The records START
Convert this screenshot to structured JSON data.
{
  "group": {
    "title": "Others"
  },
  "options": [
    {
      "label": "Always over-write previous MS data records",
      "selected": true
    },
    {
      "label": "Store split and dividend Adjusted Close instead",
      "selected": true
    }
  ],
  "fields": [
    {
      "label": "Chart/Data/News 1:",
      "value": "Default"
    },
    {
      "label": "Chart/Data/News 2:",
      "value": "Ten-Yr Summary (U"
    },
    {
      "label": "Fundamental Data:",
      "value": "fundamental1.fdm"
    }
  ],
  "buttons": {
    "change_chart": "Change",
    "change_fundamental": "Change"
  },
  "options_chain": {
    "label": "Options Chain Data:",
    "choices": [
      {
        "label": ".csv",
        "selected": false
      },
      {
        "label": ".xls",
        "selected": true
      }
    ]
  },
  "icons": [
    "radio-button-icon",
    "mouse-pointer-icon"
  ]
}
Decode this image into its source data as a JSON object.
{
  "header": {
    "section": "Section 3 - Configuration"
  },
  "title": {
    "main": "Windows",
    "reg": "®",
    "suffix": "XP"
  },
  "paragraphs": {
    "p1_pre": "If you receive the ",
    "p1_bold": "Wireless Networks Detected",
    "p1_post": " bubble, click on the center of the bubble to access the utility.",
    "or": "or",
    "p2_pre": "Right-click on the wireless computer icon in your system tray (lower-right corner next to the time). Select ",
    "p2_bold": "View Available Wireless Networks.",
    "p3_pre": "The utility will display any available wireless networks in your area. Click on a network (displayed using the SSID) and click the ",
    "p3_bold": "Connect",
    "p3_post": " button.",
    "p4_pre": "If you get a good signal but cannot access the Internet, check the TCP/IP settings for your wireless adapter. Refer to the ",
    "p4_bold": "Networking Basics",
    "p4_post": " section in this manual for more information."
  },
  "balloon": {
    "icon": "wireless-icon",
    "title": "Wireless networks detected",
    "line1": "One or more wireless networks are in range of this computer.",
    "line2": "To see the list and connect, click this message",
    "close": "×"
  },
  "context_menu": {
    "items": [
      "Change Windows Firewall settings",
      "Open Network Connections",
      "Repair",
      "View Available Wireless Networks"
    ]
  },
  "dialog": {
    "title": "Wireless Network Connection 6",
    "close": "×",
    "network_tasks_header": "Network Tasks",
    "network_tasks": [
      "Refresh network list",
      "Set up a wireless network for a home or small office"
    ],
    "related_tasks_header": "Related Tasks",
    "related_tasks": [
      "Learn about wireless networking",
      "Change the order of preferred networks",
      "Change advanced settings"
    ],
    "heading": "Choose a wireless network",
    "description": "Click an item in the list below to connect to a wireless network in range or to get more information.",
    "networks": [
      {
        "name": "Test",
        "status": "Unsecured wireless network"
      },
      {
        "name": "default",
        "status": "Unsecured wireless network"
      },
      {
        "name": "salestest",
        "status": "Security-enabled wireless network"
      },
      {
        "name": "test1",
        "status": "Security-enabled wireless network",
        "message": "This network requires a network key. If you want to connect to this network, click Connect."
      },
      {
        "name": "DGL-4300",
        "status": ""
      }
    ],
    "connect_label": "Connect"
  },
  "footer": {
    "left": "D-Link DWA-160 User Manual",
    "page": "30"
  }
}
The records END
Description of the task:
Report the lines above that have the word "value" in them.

Result below:
      "value": "Default"
      "value": "Ten-Yr Summary (U"
      "value": "fundamental1.fdm"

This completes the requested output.